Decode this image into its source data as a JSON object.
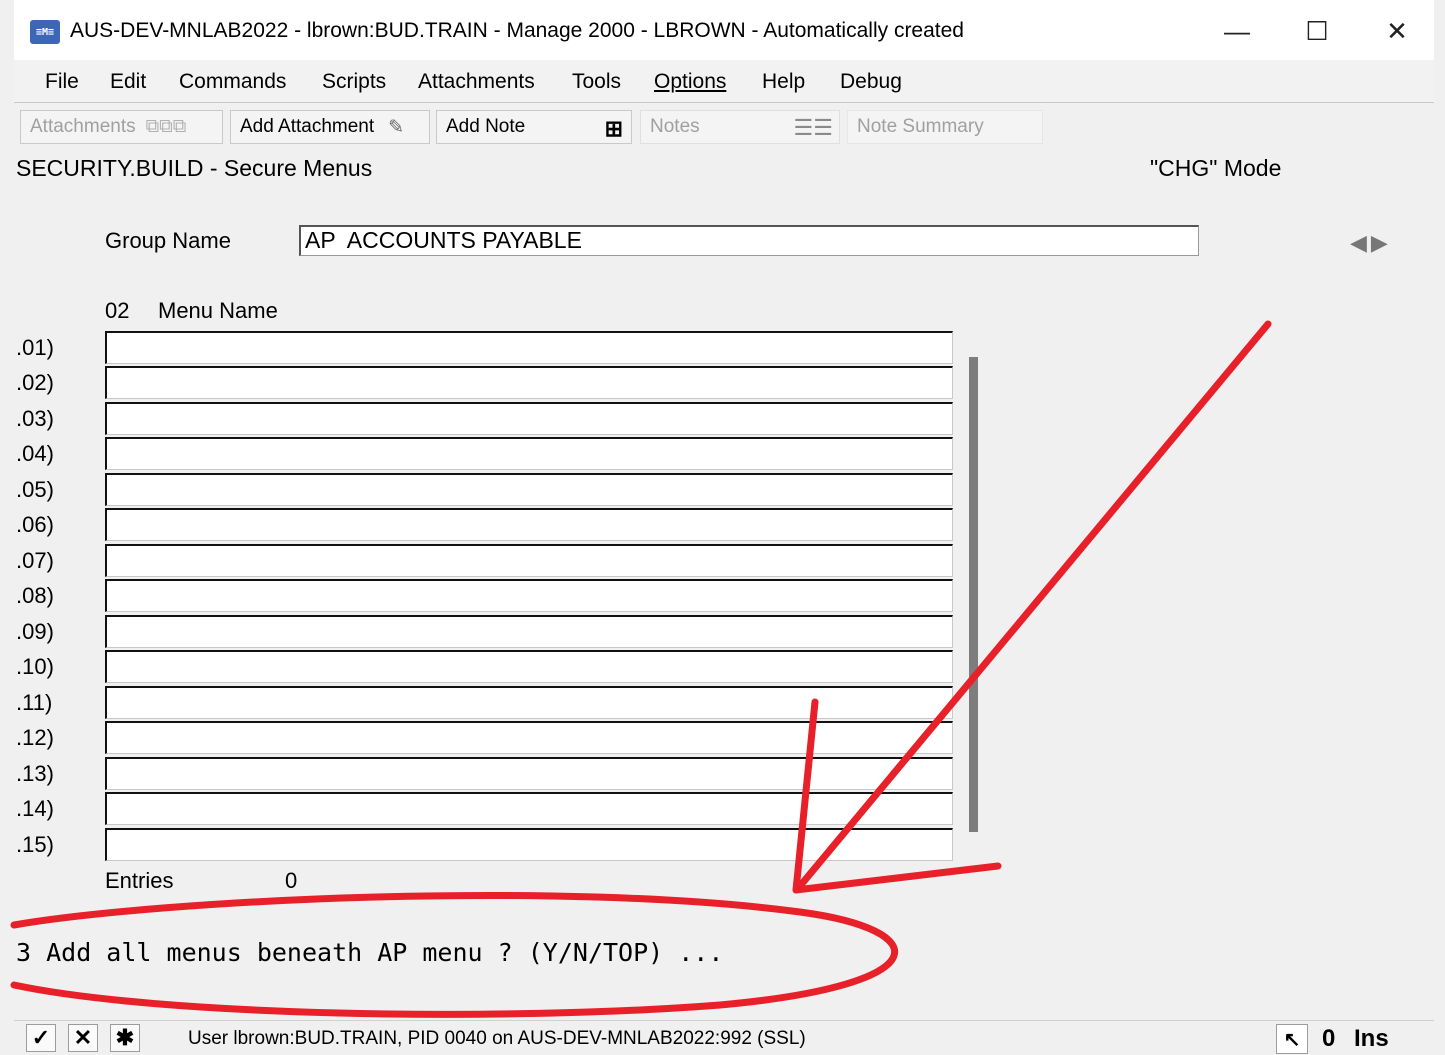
{
  "window": {
    "title": "AUS-DEV-MNLAB2022 - lbrown:BUD.TRAIN - Manage 2000 - LBROWN - Automatically created",
    "app_icon_text": "≡M≡",
    "minimize_glyph": "—",
    "maximize_glyph": "☐",
    "close_glyph": "✕"
  },
  "menu": [
    {
      "label": "File"
    },
    {
      "label": "Edit"
    },
    {
      "label": "Commands"
    },
    {
      "label": "Scripts"
    },
    {
      "label": "Attachments"
    },
    {
      "label": "Tools"
    },
    {
      "label": "Options"
    },
    {
      "label": "Help"
    },
    {
      "label": "Debug"
    }
  ],
  "toolbar": {
    "attachments_label": "Attachments",
    "add_attachment_label": "Add Attachment",
    "add_note_label": "Add Note",
    "notes_label": "Notes",
    "note_summary_label": "Note Summary"
  },
  "screen": {
    "title": "SECURITY.BUILD - Secure Menus",
    "mode": "\"CHG\" Mode",
    "group_name_label": "Group Name",
    "group_name_value": "AP  ACCOUNTS PAYABLE",
    "field_number": "02",
    "menu_name_header": "Menu Name",
    "rows": [
      {
        "num": ".01)",
        "value": ""
      },
      {
        "num": ".02)",
        "value": ""
      },
      {
        "num": ".03)",
        "value": ""
      },
      {
        "num": ".04)",
        "value": ""
      },
      {
        "num": ".05)",
        "value": ""
      },
      {
        "num": ".06)",
        "value": ""
      },
      {
        "num": ".07)",
        "value": ""
      },
      {
        "num": ".08)",
        "value": ""
      },
      {
        "num": ".09)",
        "value": ""
      },
      {
        "num": ".10)",
        "value": ""
      },
      {
        "num": ".11)",
        "value": ""
      },
      {
        "num": ".12)",
        "value": ""
      },
      {
        "num": ".13)",
        "value": ""
      },
      {
        "num": ".14)",
        "value": ""
      },
      {
        "num": ".15)",
        "value": ""
      }
    ],
    "entries_label": "Entries",
    "entries_count": "0",
    "prompt": "3 Add all menus beneath AP menu ? (Y/N/TOP) ..."
  },
  "status": {
    "user_text": "User lbrown:BUD.TRAIN, PID 0040 on AUS-DEV-MNLAB2022:992 (SSL)",
    "count": "0",
    "ins": "Ins"
  },
  "colors": {
    "annotation": "#e8202a",
    "app_icon": "#3d66b8"
  }
}
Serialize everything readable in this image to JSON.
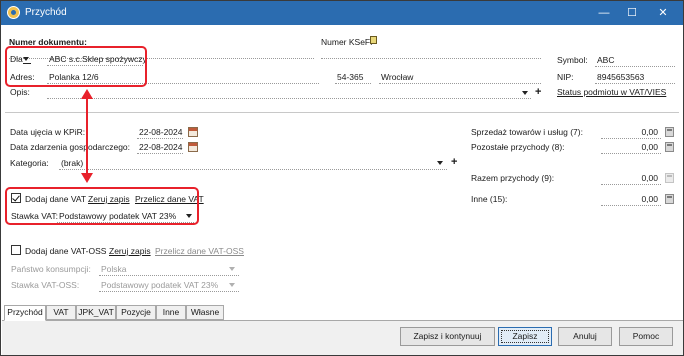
{
  "window": {
    "title": "Przychód",
    "minimize": "—",
    "maximize": "☐",
    "close": "✕"
  },
  "document": {
    "number_label": "Numer dokumentu:",
    "number_value": "",
    "ksef_label": "Numer KSeF:",
    "ksef_value": ""
  },
  "contractor": {
    "dla_label": "Dla",
    "name": "ABC s.c.Sklep spożywczy",
    "address_label": "Adres:",
    "street": "Polanka 12/6",
    "postal_code": "54-365",
    "city": "Wrocław",
    "symbol_label": "Symbol:",
    "symbol": "ABC",
    "nip_label": "NIP:",
    "nip": "8945653563",
    "vat_status_link": "Status podmiotu w VAT/VIES"
  },
  "description": {
    "label": "Opis:",
    "value": ""
  },
  "dates": {
    "kpir_label": "Data ujęcia w KPiR:",
    "kpir_value": "22-08-2024",
    "event_label": "Data zdarzenia gospodarczego:",
    "event_value": "22-08-2024",
    "category_label": "Kategoria:",
    "category_value": "(brak)"
  },
  "vat": {
    "checkbox_label": "Dodaj dane VAT",
    "checked": true,
    "reset_link": "Zeruj zapis",
    "recalc_link": "Przelicz dane VAT",
    "rate_label": "Stawka VAT:",
    "rate_value": "Podstawowy podatek VAT 23%"
  },
  "vat_oss": {
    "checkbox_label": "Dodaj dane VAT-OSS",
    "checked": false,
    "reset_link": "Zeruj zapis",
    "recalc_link": "Przelicz dane VAT-OSS",
    "country_label": "Państwo konsumpcji:",
    "country_value": "Polska",
    "rate_label": "Stawka VAT-OSS:",
    "rate_value": "Podstawowy podatek VAT 23%"
  },
  "amounts": {
    "sales_label": "Sprzedaż towarów i usług (7):",
    "sales_value": "0,00",
    "other_label": "Pozostałe przychody (8):",
    "other_value": "0,00",
    "total_label": "Razem przychody (9):",
    "total_value": "0,00",
    "misc_label": "Inne (15):",
    "misc_value": "0,00"
  },
  "tabs": [
    "Przychód",
    "VAT",
    "JPK_VAT",
    "Pozycje",
    "Inne",
    "Własne"
  ],
  "buttons": {
    "save_continue": "Zapisz i kontynuuj",
    "save": "Zapisz",
    "cancel": "Anuluj",
    "help": "Pomoc"
  },
  "colors": {
    "titlebar": "#2b6cb0",
    "highlight": "#e8212b"
  }
}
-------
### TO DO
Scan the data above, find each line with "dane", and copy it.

### OUTPUT FOR THIS TASK
    "checkbox_label": "Dodaj dane VAT",
    "recalc_link": "Przelicz dane VAT",
    "checkbox_label": "Dodaj dane VAT-OSS",
    "recalc_link": "Przelicz dane VAT-OSS",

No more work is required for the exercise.